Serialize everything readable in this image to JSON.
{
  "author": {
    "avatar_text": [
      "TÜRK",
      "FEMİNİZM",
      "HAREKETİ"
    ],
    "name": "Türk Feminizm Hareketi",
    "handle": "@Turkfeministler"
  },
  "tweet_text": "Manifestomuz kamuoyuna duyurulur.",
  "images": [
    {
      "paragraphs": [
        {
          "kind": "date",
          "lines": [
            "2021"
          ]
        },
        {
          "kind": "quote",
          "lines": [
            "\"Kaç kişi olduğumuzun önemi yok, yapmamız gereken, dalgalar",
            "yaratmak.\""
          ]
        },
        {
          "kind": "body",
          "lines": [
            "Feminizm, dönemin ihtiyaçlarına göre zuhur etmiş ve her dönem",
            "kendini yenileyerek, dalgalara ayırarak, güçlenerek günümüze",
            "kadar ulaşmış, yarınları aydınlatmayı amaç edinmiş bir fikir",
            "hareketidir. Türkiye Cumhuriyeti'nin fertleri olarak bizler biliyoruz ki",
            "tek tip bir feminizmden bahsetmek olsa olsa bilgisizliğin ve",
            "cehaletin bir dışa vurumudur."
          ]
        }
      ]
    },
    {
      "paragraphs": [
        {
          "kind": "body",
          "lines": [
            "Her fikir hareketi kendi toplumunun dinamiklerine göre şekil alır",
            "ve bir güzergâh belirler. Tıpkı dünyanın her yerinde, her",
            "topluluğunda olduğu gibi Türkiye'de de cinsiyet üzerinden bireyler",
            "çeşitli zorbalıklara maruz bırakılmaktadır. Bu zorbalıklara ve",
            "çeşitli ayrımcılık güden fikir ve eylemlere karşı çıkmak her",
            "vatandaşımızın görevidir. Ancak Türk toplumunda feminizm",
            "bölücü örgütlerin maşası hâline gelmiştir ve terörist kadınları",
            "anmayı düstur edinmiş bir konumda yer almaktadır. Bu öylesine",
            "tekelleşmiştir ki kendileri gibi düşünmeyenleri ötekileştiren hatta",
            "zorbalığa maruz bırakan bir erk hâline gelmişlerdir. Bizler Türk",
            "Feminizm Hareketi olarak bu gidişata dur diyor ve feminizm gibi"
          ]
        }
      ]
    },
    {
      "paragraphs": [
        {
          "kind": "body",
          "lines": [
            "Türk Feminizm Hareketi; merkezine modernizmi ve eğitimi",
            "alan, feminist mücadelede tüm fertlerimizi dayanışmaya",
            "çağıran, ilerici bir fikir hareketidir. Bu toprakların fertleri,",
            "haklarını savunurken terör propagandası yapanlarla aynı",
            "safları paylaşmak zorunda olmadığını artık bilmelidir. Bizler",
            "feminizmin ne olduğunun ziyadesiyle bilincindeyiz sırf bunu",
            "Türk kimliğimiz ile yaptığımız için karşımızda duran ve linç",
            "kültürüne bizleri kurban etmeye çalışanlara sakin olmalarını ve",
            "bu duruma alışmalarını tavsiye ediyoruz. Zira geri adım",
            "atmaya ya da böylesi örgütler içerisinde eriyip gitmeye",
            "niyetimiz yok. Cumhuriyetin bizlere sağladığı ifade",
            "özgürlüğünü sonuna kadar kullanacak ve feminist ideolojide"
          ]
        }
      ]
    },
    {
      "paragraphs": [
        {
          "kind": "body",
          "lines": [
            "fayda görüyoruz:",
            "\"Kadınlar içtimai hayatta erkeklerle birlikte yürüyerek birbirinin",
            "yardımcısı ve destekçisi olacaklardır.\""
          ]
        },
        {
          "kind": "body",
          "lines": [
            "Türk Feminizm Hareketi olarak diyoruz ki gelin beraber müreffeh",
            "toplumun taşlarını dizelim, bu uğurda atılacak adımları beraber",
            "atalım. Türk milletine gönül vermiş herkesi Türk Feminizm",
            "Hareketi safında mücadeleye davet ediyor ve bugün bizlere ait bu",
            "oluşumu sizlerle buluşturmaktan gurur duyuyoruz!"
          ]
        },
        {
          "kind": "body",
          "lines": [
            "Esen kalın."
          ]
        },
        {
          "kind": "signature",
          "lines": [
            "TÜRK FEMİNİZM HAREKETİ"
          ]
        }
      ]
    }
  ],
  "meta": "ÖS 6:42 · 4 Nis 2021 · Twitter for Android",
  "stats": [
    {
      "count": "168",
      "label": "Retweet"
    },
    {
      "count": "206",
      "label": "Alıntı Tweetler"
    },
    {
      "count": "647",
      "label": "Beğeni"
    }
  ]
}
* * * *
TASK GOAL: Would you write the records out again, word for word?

RESPONSE BELOW:
Serialize everything readable in this image to JSON.
{
  "author": {
    "avatar_text": [
      "TÜRK",
      "FEMİNİZM",
      "HAREKETİ"
    ],
    "name": "Türk Feminizm Hareketi",
    "handle": "@Turkfeministler"
  },
  "tweet_text": "Manifestomuz kamuoyuna duyurulur.",
  "images": [
    {
      "paragraphs": [
        {
          "kind": "date",
          "lines": [
            "2021"
          ]
        },
        {
          "kind": "quote",
          "lines": [
            "\"Kaç kişi olduğumuzun önemi yok, yapmamız gereken, dalgalar",
            "yaratmak.\""
          ]
        },
        {
          "kind": "body",
          "lines": [
            "Feminizm, dönemin ihtiyaçlarına göre zuhur etmiş ve her dönem",
            "kendini yenileyerek, dalgalara ayırarak, güçlenerek günümüze",
            "kadar ulaşmış, yarınları aydınlatmayı amaç edinmiş bir fikir",
            "hareketidir. Türkiye Cumhuriyeti'nin fertleri olarak bizler biliyoruz ki",
            "tek tip bir feminizmden bahsetmek olsa olsa bilgisizliğin ve",
            "cehaletin bir dışa vurumudur."
          ]
        }
      ]
    },
    {
      "paragraphs": [
        {
          "kind": "body",
          "lines": [
            "Her fikir hareketi kendi toplumunun dinamiklerine göre şekil alır",
            "ve bir güzergâh belirler. Tıpkı dünyanın her yerinde, her",
            "topluluğunda olduğu gibi Türkiye'de de cinsiyet üzerinden bireyler",
            "çeşitli zorbalıklara maruz bırakılmaktadır. Bu zorbalıklara ve",
            "çeşitli ayrımcılık güden fikir ve eylemlere karşı çıkmak her",
            "vatandaşımızın görevidir. Ancak Türk toplumunda feminizm",
            "bölücü örgütlerin maşası hâline gelmiştir ve terörist kadınları",
            "anmayı düstur edinmiş bir konumda yer almaktadır. Bu öylesine",
            "tekelleşmiştir ki kendileri gibi düşünmeyenleri ötekileştiren hatta",
            "zorbalığa maruz bırakan bir erk hâline gelmişlerdir. Bizler Türk",
            "Feminizm Hareketi olarak bu gidişata dur diyor ve feminizm gibi"
          ]
        }
      ]
    },
    {
      "paragraphs": [
        {
          "kind": "body",
          "lines": [
            "Türk Feminizm Hareketi; merkezine modernizmi ve eğitimi",
            "alan, feminist mücadelede tüm fertlerimizi dayanışmaya",
            "çağıran, ilerici bir fikir hareketidir. Bu toprakların fertleri,",
            "haklarını savunurken terör propagandası yapanlarla aynı",
            "safları paylaşmak zorunda olmadığını artık bilmelidir. Bizler",
            "feminizmin ne olduğunun ziyadesiyle bilincindeyiz sırf bunu",
            "Türk kimliğimiz ile yaptığımız için karşımızda duran ve linç",
            "kültürüne bizleri kurban etmeye çalışanlara sakin olmalarını ve",
            "bu duruma alışmalarını tavsiye ediyoruz. Zira geri adım",
            "atmaya ya da böylesi örgütler içerisinde eriyip gitmeye",
            "niyetimiz yok. Cumhuriyetin bizlere sağladığı ifade",
            "özgürlüğünü sonuna kadar kullanacak ve feminist ideolojide"
          ]
        }
      ]
    },
    {
      "paragraphs": [
        {
          "kind": "body",
          "lines": [
            "fayda görüyoruz:",
            "\"Kadınlar içtimai hayatta erkeklerle birlikte yürüyerek birbirinin",
            "yardımcısı ve destekçisi olacaklardır.\""
          ]
        },
        {
          "kind": "body",
          "lines": [
            "Türk Feminizm Hareketi olarak diyoruz ki gelin beraber müreffeh",
            "toplumun taşlarını dizelim, bu uğurda atılacak adımları beraber",
            "atalım. Türk milletine gönül vermiş herkesi Türk Feminizm",
            "Hareketi safında mücadeleye davet ediyor ve bugün bizlere ait bu",
            "oluşumu sizlerle buluşturmaktan gurur duyuyoruz!"
          ]
        },
        {
          "kind": "body",
          "lines": [
            "Esen kalın."
          ]
        },
        {
          "kind": "signature",
          "lines": [
            "TÜRK FEMİNİZM HAREKETİ"
          ]
        }
      ]
    }
  ],
  "meta": "ÖS 6:42 · 4 Nis 2021 · Twitter for Android",
  "stats": [
    {
      "count": "168",
      "label": "Retweet"
    },
    {
      "count": "206",
      "label": "Alıntı Tweetler"
    },
    {
      "count": "647",
      "label": "Beğeni"
    }
  ]
}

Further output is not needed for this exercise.